A windsock or wind cone is a conical textile tube designed to indicate wind direction and relative wind speed. Windsocks typically are used at airports and at chemical plants where there is risk of gaseous leakage. They are sometimes located alongside highways at windy locations.
Wind direction is the opposite of the direction in which the windsock is pointing (note that wind directions are conventionally specified as being the compass point from which the wind originates; so a windsock pointing due north indicates a southerly wind). Windspeed is indicated by the windsock's angle relative to the mounting pole; in low winds, the windsock droops; in high winds it flies horizontally.
Per FAA standards referenced below, a 15 knot (17mph) wind will fully extend the windsock. A 3 knot (3.5mph) breeze will cause the windsock to orient itself according to the wind.
At many airports windsocks are lighted at night, either by flood lights on top surrounding it or with one mounted on the pole shining inside it.
Windsocks originated in China and Japan, where they were considered a symbol of good luck and longevity. On Children's Day they display traditional Japanese windsocks, or koinobori.
- FAA Specification for Wind Cone Assemblies FAA Advisory Circular 150/5345-27D (PDF 447KB)
windsock in Danish: Vindpose
windsock in German: Windsack
windsock in Spanish: Manga de viento
windsock in Persian: جوراب باد
windsock in French: Manche à air
windsock in Dutch: Windzak
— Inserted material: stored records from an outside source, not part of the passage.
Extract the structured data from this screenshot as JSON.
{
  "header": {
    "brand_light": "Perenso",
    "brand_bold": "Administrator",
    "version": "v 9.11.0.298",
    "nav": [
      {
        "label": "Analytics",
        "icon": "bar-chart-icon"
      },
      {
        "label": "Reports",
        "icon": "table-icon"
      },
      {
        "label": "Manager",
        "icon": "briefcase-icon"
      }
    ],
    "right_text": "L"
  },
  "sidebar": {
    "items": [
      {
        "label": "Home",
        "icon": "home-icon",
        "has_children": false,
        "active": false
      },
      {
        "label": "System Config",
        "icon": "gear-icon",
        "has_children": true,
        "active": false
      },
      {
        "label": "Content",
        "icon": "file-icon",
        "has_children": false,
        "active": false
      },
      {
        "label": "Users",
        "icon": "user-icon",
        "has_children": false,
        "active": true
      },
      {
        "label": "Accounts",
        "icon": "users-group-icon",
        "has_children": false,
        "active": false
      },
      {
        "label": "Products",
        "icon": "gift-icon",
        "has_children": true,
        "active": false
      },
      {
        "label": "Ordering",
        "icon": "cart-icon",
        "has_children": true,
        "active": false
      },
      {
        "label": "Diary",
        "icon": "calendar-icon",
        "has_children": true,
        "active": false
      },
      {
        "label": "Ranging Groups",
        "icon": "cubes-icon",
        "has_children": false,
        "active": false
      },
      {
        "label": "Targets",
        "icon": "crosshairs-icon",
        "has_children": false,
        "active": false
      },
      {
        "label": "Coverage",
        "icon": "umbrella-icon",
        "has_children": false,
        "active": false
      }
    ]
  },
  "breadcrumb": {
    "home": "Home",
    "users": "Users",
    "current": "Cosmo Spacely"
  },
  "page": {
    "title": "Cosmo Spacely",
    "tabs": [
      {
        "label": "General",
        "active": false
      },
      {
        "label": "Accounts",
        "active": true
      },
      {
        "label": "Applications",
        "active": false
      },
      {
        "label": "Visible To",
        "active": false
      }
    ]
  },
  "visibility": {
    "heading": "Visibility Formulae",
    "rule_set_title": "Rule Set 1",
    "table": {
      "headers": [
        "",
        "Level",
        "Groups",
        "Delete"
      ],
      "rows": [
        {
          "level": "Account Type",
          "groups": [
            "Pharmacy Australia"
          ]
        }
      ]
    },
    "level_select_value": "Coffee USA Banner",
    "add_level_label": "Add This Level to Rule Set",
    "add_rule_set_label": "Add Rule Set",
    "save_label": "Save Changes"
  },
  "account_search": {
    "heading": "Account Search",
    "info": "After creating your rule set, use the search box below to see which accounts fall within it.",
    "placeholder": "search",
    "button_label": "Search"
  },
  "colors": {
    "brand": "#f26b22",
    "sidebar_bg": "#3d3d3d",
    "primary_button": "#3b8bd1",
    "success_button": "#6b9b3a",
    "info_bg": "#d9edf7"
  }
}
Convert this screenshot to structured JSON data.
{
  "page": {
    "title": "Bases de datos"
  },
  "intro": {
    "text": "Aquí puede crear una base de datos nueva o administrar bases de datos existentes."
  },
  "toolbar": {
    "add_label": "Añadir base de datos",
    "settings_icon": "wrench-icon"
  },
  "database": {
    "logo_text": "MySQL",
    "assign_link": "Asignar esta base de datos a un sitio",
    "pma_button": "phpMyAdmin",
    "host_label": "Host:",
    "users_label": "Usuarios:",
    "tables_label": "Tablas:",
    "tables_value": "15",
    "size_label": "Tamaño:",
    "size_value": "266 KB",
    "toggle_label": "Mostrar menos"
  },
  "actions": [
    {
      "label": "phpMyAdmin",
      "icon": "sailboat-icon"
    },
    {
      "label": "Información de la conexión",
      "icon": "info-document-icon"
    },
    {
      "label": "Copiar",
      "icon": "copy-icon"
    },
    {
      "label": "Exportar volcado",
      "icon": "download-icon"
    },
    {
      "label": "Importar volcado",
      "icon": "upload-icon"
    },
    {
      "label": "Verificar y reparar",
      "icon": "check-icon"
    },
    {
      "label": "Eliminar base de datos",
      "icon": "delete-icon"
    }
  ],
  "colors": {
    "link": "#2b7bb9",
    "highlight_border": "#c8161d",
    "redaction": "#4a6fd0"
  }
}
windsock in Norwegian: Vindpølse
windsock in Polish: Rękaw (wskaźnik wiatru)
windsock in Portuguese: Biruta
windsock in Finnish: Tuulipussi